Breaking with federal requirements set by OSHA, Virginia is the first state to impose an emergency temporary standard that establishes requirements for employers to control, prevent, and mitigate the spread of COVID-19 among employees. Regulations include closing, or tightly controlling access to, common areas like breakrooms and lunchrooms; ensuring that employees observe physical-distancing protocols; and cleaning and disinfecting frequently touched surfaces at least once at the end of each shift. Violators face fines that could reach over $13,000 for a single offense and over $130,000 for “willful and repeat” violations.
In a break with the federal Occupational Safety and Health Administration (OSHA), Virginia became the first state to adopt an emergency temporary standard (ETS) for coronavirus disease 2019 (COVID-19), the Environmental, Health and Safety Daily Advisory reported. Virginia’s COVID-19 ETS applies to every employer in the state, unlike California’s Airborne Transmissible Disease (ATD) standard, which only applies to correctional facilities, funeral homes and mortuaries, hospitals and other healthcare facilities, and public services.
The ETS establishes requirements for employers to control, prevent, and mitigate the spread of SARS-CoV-2 among employees, the Daily Advisor reported. The ETS takes effect as soon as it is published in a Richmond, Va., newspaper, with the exception of the standard’s training requirements, which take effect 60 days after the rule’s effective date. The ETS expires within six months, upon expiration of the governor’s state of emergency rule, or when it’s repealed by the Virginia Safety and Health Codes Board or superseded by a permanent standard.
Most employers in the state must develop infectious disease preparedness and response plans once the rule becomes effective, the Daily Advisor reported. Violating the ETS may result in a maximum penalty of $13,047, but “willful and repeat” violations could result in fines of up to $130,463.
The ETS contains provisions for exposure assessments and determinations, notification requirements, and employee access to exposure and medical records. Requirements for all employees and employers mirror some of the guidelines for businesses issued by OSHA and the Centers for Disease Control and Prevention (CDC), the Daily Advisor reported. For example, common areas like break rooms and lunchrooms must be closed, or their access must be tightly controlled. Employers must ensure employees observe physical distancing protocols. Frequently touched surfaces must be cleaned and disinfected at least once at the end of each shift, using disinfecting chemicals and products listed in the Environmental Protection Agency’s (EPA) List N for use against SARS-CoV-2. Employees should wear cloth face coverings in situations when physical distances of six feet cannot be maintained.
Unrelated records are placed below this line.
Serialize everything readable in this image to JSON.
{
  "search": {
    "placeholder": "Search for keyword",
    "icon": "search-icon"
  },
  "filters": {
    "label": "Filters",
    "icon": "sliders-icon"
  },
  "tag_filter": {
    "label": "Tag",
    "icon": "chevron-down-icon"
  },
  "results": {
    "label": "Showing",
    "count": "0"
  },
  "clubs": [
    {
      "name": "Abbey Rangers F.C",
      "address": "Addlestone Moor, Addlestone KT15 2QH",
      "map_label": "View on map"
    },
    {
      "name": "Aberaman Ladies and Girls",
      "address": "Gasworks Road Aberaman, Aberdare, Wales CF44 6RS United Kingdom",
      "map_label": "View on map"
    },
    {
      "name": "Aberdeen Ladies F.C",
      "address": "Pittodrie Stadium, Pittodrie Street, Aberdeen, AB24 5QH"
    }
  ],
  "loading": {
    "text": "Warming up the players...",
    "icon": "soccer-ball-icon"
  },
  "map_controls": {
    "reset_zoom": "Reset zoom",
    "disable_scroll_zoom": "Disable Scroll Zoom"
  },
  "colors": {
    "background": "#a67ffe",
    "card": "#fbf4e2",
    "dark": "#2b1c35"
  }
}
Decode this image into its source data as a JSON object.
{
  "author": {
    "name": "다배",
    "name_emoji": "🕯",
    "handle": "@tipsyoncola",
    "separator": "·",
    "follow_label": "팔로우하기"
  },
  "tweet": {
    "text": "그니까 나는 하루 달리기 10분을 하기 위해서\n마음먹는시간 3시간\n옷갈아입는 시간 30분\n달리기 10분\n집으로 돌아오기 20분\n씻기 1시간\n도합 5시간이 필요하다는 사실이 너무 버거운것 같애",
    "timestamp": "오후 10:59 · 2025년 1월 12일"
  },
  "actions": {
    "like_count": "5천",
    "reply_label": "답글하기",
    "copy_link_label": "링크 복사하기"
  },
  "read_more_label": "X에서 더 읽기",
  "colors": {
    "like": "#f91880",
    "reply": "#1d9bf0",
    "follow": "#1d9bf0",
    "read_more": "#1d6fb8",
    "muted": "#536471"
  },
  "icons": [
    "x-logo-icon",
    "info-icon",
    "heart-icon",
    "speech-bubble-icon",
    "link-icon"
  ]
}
The ETS contains more stringent requirements of “very high,” “high,” or “medium” exposure risks, the Daily Advisor reported. “Very high” exposure risk means potential exposure to known or suspected sources of the SARS-CoV-2 virus during aerosol-generating procedures like patient intubation, collecting or handling laboratory samples, and performing autopsies. “High” exposure risk covers a full range of healthcare facilities and services, as well as emergency medical services and medical transport, and mortuaries.
“Medium” exposure risks cover most agriculture, construction, and general industry workplaces, the Daily Advisor reported. Those requirements include engineering controls like adequate ventilation in compliance with American Society of Heating, Refrigerating and Air-Conditioning Engineers (ASHRAE) Standards and placing hospitalized patients with known or suspected cases of SARS-CoV-2 in an airborne infection isolation room.
Employers must install physical barriers like clear plastic sneeze guards to aid in mitigating the spread of SARS-CoV-2 and COVID-19 transmission, the Daily Advisor reported. The standard also incorporates CDC Biosafety Level 3 (BSL-3) guidelines by reference.
Administrative and work practices controls include screening employees before each work shift for signs and symptoms of COVID-19, the Daily Advisor reported. Employers must limit nonemployee access to their facilities and post signs requesting patients and family members to immediately report symptoms of respiratory illness on arrival at the healthcare facility and use disposable face coverings.
Employers must provide employees with job-specific education and training on preventing transmission of COVID-19, including initial and routine refresher training, as well as offer enhanced medical monitoring of employees during COVID-19 outbreaks, the Daily Advisor reported.
To limit density in a facility, employers are expected to offer, if feasible, telework options and staggered work shifts, the Daily Advisor reported. Employers should implement physical distances of at least six feet between employees and between employees and others at the worksite. Employers also must establish personal protective equipment (PPE) and respiratory protection programs that include medical evaluation, fit testing, and training.
Training under the ETS must cover requirements of the standard, signs and symptoms of COVID-19, infection control measures, and the employer’s preparedness and response plan, the Daily Advisor reported.